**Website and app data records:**
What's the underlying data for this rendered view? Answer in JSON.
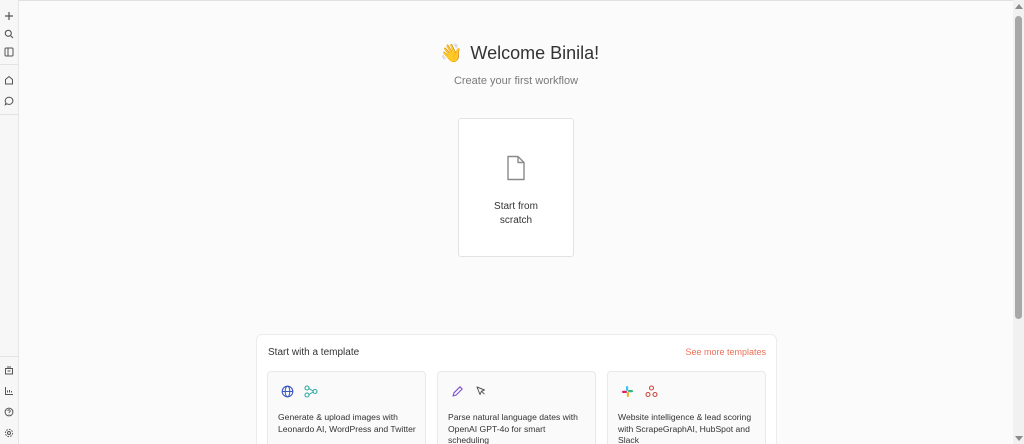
{
  "sidebar": {
    "top_icons": [
      "plus-icon",
      "search-icon",
      "panel-icon",
      "home-icon",
      "chat-icon"
    ],
    "bottom_icons": [
      "templates-icon",
      "analytics-icon",
      "help-icon",
      "settings-icon"
    ]
  },
  "welcome": {
    "emoji": "👋",
    "title": "Welcome Binila!",
    "subtitle": "Create your first workflow"
  },
  "scratch": {
    "label": "Start from scratch"
  },
  "templates": {
    "heading": "Start with a template",
    "see_more": "See more templates",
    "cards": [
      {
        "icons": [
          "globe-icon",
          "share-icon"
        ],
        "description": "Generate & upload images with Leonardo AI, WordPress and Twitter"
      },
      {
        "icons": [
          "pencil-icon",
          "cursor-icon"
        ],
        "description": "Parse natural language dates with OpenAI GPT-4o for smart scheduling"
      },
      {
        "icons": [
          "slack-icon",
          "network-icon"
        ],
        "description": "Website intelligence & lead scoring with ScrapeGraphAI, HubSpot and Slack"
      }
    ]
  },
  "colors": {
    "accent": "#e8715a",
    "background": "#fbfbfb"
  }
}
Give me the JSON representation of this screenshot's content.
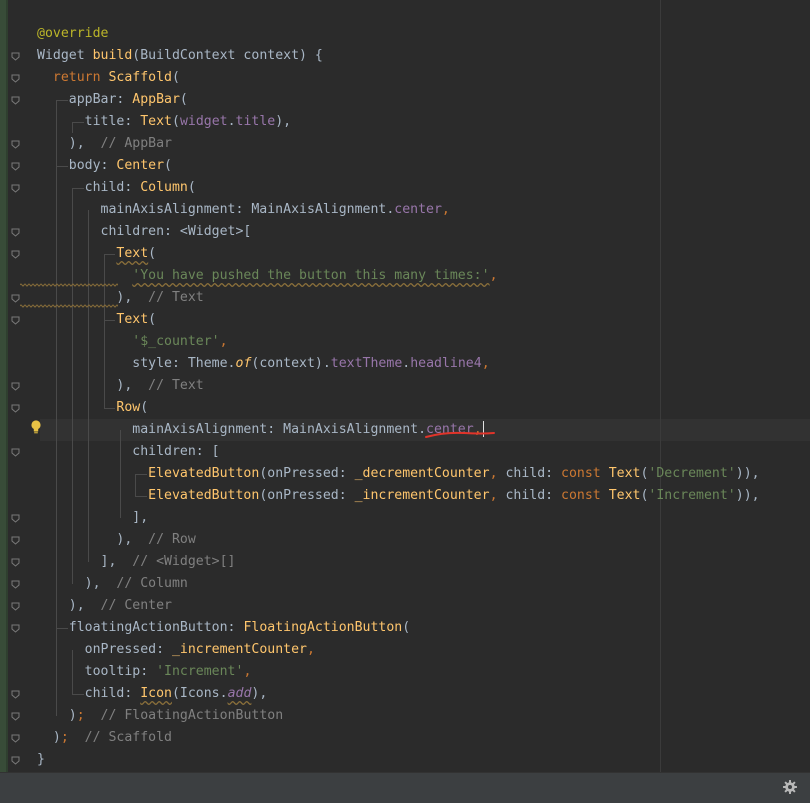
{
  "code_lines": [
    [
      {
        "t": "@override",
        "c": "ann"
      }
    ],
    [
      {
        "t": "Widget ",
        "c": ""
      },
      {
        "t": "build",
        "c": "cls"
      },
      {
        "t": "(BuildContext context) {",
        "c": ""
      }
    ],
    [
      {
        "t": "  ",
        "c": ""
      },
      {
        "t": "return ",
        "c": "kw"
      },
      {
        "t": "Scaffold",
        "c": "cls"
      },
      {
        "t": "(",
        "c": ""
      }
    ],
    [
      {
        "t": "    appBar: ",
        "c": ""
      },
      {
        "t": "AppBar",
        "c": "cls"
      },
      {
        "t": "(",
        "c": ""
      }
    ],
    [
      {
        "t": "      title: ",
        "c": ""
      },
      {
        "t": "Text",
        "c": "cls"
      },
      {
        "t": "(",
        "c": ""
      },
      {
        "t": "widget",
        "c": "fld"
      },
      {
        "t": ".",
        "c": ""
      },
      {
        "t": "title",
        "c": "fld"
      },
      {
        "t": "),",
        "c": ""
      }
    ],
    [
      {
        "t": "    ),",
        "c": ""
      },
      {
        "t": "  // AppBar",
        "c": "cmt"
      }
    ],
    [
      {
        "t": "    body: ",
        "c": ""
      },
      {
        "t": "Center",
        "c": "cls"
      },
      {
        "t": "(",
        "c": ""
      }
    ],
    [
      {
        "t": "      child: ",
        "c": ""
      },
      {
        "t": "Column",
        "c": "cls"
      },
      {
        "t": "(",
        "c": ""
      }
    ],
    [
      {
        "t": "        mainAxisAlignment: MainAxisAlignment.",
        "c": ""
      },
      {
        "t": "center",
        "c": "fld"
      },
      {
        "t": ",",
        "c": "kw"
      }
    ],
    [
      {
        "t": "        children: <Widget>[",
        "c": ""
      }
    ],
    [
      {
        "t": "          ",
        "c": ""
      },
      {
        "t": "Text",
        "c": "cls squig"
      },
      {
        "t": "(",
        "c": ""
      }
    ],
    [
      {
        "t": "            ",
        "c": ""
      },
      {
        "t": "'You have pushed the button this many times:'",
        "c": "str squig"
      },
      {
        "t": ",",
        "c": "kw"
      }
    ],
    [
      {
        "t": "          ),",
        "c": ""
      },
      {
        "t": "  // Text",
        "c": "cmt"
      }
    ],
    [
      {
        "t": "          ",
        "c": ""
      },
      {
        "t": "Text",
        "c": "cls"
      },
      {
        "t": "(",
        "c": ""
      }
    ],
    [
      {
        "t": "            ",
        "c": ""
      },
      {
        "t": "'$_counter'",
        "c": "str"
      },
      {
        "t": ",",
        "c": "kw"
      }
    ],
    [
      {
        "t": "            style: Theme.",
        "c": ""
      },
      {
        "t": "of",
        "c": "ital"
      },
      {
        "t": "(context).",
        "c": ""
      },
      {
        "t": "textTheme",
        "c": "fld"
      },
      {
        "t": ".",
        "c": ""
      },
      {
        "t": "headline4",
        "c": "fld"
      },
      {
        "t": ",",
        "c": "kw"
      }
    ],
    [
      {
        "t": "          ),",
        "c": ""
      },
      {
        "t": "  // Text",
        "c": "cmt"
      }
    ],
    [
      {
        "t": "          ",
        "c": ""
      },
      {
        "t": "Row",
        "c": "cls"
      },
      {
        "t": "(",
        "c": ""
      }
    ],
    [
      {
        "t": "            mainAxisAlignment: MainAxisAlignment.",
        "c": ""
      },
      {
        "t": "center",
        "c": "fld"
      },
      {
        "t": ",",
        "c": "kw"
      },
      {
        "t": "",
        "c": "caret"
      }
    ],
    [
      {
        "t": "            children: [",
        "c": ""
      }
    ],
    [
      {
        "t": "              ",
        "c": ""
      },
      {
        "t": "ElevatedButton",
        "c": "cls"
      },
      {
        "t": "(onPressed: ",
        "c": ""
      },
      {
        "t": "_decrementCounter",
        "c": "cls"
      },
      {
        "t": ", ",
        "c": "kw"
      },
      {
        "t": "child: ",
        "c": ""
      },
      {
        "t": "const ",
        "c": "kw"
      },
      {
        "t": "Text",
        "c": "cls"
      },
      {
        "t": "(",
        "c": ""
      },
      {
        "t": "'Decrement'",
        "c": "str"
      },
      {
        "t": ")),",
        "c": ""
      }
    ],
    [
      {
        "t": "              ",
        "c": ""
      },
      {
        "t": "ElevatedButton",
        "c": "cls"
      },
      {
        "t": "(onPressed: ",
        "c": ""
      },
      {
        "t": "_incrementCounter",
        "c": "cls"
      },
      {
        "t": ", ",
        "c": "kw"
      },
      {
        "t": "child: ",
        "c": ""
      },
      {
        "t": "const ",
        "c": "kw"
      },
      {
        "t": "Text",
        "c": "cls"
      },
      {
        "t": "(",
        "c": ""
      },
      {
        "t": "'Increment'",
        "c": "str"
      },
      {
        "t": ")),",
        "c": ""
      }
    ],
    [
      {
        "t": "            ],",
        "c": ""
      }
    ],
    [
      {
        "t": "          ),",
        "c": ""
      },
      {
        "t": "  // Row",
        "c": "cmt"
      }
    ],
    [
      {
        "t": "        ],",
        "c": ""
      },
      {
        "t": "  // <Widget>[]",
        "c": "cmt"
      }
    ],
    [
      {
        "t": "      ),",
        "c": ""
      },
      {
        "t": "  // Column",
        "c": "cmt"
      }
    ],
    [
      {
        "t": "    ),",
        "c": ""
      },
      {
        "t": "  // Center",
        "c": "cmt"
      }
    ],
    [
      {
        "t": "    floatingActionButton: ",
        "c": ""
      },
      {
        "t": "FloatingActionButton",
        "c": "cls"
      },
      {
        "t": "(",
        "c": ""
      }
    ],
    [
      {
        "t": "      onPressed: ",
        "c": ""
      },
      {
        "t": "_incrementCounter",
        "c": "cls"
      },
      {
        "t": ",",
        "c": "kw"
      }
    ],
    [
      {
        "t": "      tooltip: ",
        "c": ""
      },
      {
        "t": "'Increment'",
        "c": "str"
      },
      {
        "t": ",",
        "c": "kw"
      }
    ],
    [
      {
        "t": "      child: ",
        "c": ""
      },
      {
        "t": "Icon",
        "c": "cls squig"
      },
      {
        "t": "(Icons.",
        "c": ""
      },
      {
        "t": "add",
        "c": "italfld squig"
      },
      {
        "t": "),",
        "c": ""
      }
    ],
    [
      {
        "t": "    )",
        "c": ""
      },
      {
        "t": ";",
        "c": "kw"
      },
      {
        "t": "  // FloatingActionButton",
        "c": "cmt"
      }
    ],
    [
      {
        "t": "  )",
        "c": ""
      },
      {
        "t": ";",
        "c": "kw"
      },
      {
        "t": "  // Scaffold",
        "c": "cmt"
      }
    ],
    [
      {
        "t": "}",
        "c": ""
      }
    ]
  ],
  "fold_rows": [
    1,
    2,
    3,
    5,
    6,
    7,
    9,
    10,
    12,
    13,
    16,
    17,
    19,
    22,
    23,
    24,
    25,
    26,
    27,
    30,
    31,
    32,
    33
  ],
  "current_line": 18,
  "colors": {
    "background": "#2b2b2b",
    "text": "#a9b7c6",
    "keyword": "#cc7832",
    "function": "#ffc66d",
    "string": "#6a8759",
    "field": "#9876aa",
    "comment": "#808080",
    "annotation": "#bbb529",
    "status_bar": "#3c3f41"
  },
  "icons": {
    "gutter_fold": "fold-marker-icon",
    "intention": "lightbulb-icon",
    "status": "gear-icon"
  }
}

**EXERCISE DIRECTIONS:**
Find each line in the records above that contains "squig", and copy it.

**ANSWER BOX:**
        "c": "cls squig"
        "c": "str squig"
        "c": "cls squig"
        "c": "italfld squig"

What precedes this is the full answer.